Below you will find the results of my having challenged myself for a number of days to write a short story with a beginning and middle and an end inside of 30 minutes. Here is what I came up with. I hope you like it.
Jacob was born with six fingers on his left hand. A second pinkie. It wasn’t an inflexible stump, vestigial. It was limber and strong. Independent.
His parents, both surgeons, took notice of his early interest in playing the piano. While infant Jacob pushed gruel around his plate, they speculated in their playful yet clinical way about his potential as a concert pianist. His parents had wonderful senses of humor, which they displayed at gatherings to their intellectual equals.
Jacob could plinkaplunk on the piano all day. When he was about five years old, they noticed he could distinguish melodies – Mozart, Laurie Anderson – and mimic them on the keys. His mother began to investigate the music program at Oberlin.
By the time he was ten, Jacob had become a tall, oddly shaped boy with unusually large feet. He had developed affection for a red plastic belt, which he insisted on wearing with white slacks. He evoked a giant bowling pin that could talk.
The swollen ego he had developed after being declared both a biological wonder and a musical genius at such an early age had created a difficult and knotty personality.

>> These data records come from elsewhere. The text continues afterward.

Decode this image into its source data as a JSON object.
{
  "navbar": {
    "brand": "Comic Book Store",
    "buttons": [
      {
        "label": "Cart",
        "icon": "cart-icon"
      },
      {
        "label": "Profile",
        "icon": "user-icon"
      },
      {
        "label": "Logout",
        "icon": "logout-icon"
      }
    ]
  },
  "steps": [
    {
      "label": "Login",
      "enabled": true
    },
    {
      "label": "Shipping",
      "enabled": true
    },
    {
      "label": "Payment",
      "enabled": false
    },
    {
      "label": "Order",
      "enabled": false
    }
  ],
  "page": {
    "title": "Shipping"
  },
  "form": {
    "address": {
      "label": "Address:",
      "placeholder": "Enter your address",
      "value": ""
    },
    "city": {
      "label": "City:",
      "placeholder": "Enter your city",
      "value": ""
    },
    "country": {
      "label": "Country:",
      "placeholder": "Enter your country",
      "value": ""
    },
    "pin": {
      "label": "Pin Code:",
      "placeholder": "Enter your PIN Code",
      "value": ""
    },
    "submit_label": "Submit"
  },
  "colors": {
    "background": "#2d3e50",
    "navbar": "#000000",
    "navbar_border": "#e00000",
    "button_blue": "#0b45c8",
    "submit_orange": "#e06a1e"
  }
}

His parents didn’t have the heart to tell him that he had no rhythm.
They had noticed it after Jacob’s second piano teacher had pointed it out. Jacob possessed a preternatural sense of pitch, but he couldn’t count to four without getting lost between the two and three.
Teachers encouraged Jacob to tap his foot along with the music, a suggestion he found demeaning. He exaggeratedly stomped on the wooden floor while attempting Brahm’s Piano Concert #2 and the cleaning lady thought he was doing a Victor Borge impersonation.
In his teens, Jacob gave up playing the piano. He rolled the instrument down the stairs of his parents’ Brooklyn brownstone, and nearly got them arrested.
Now, he makes artisan cornpone in Red Hook.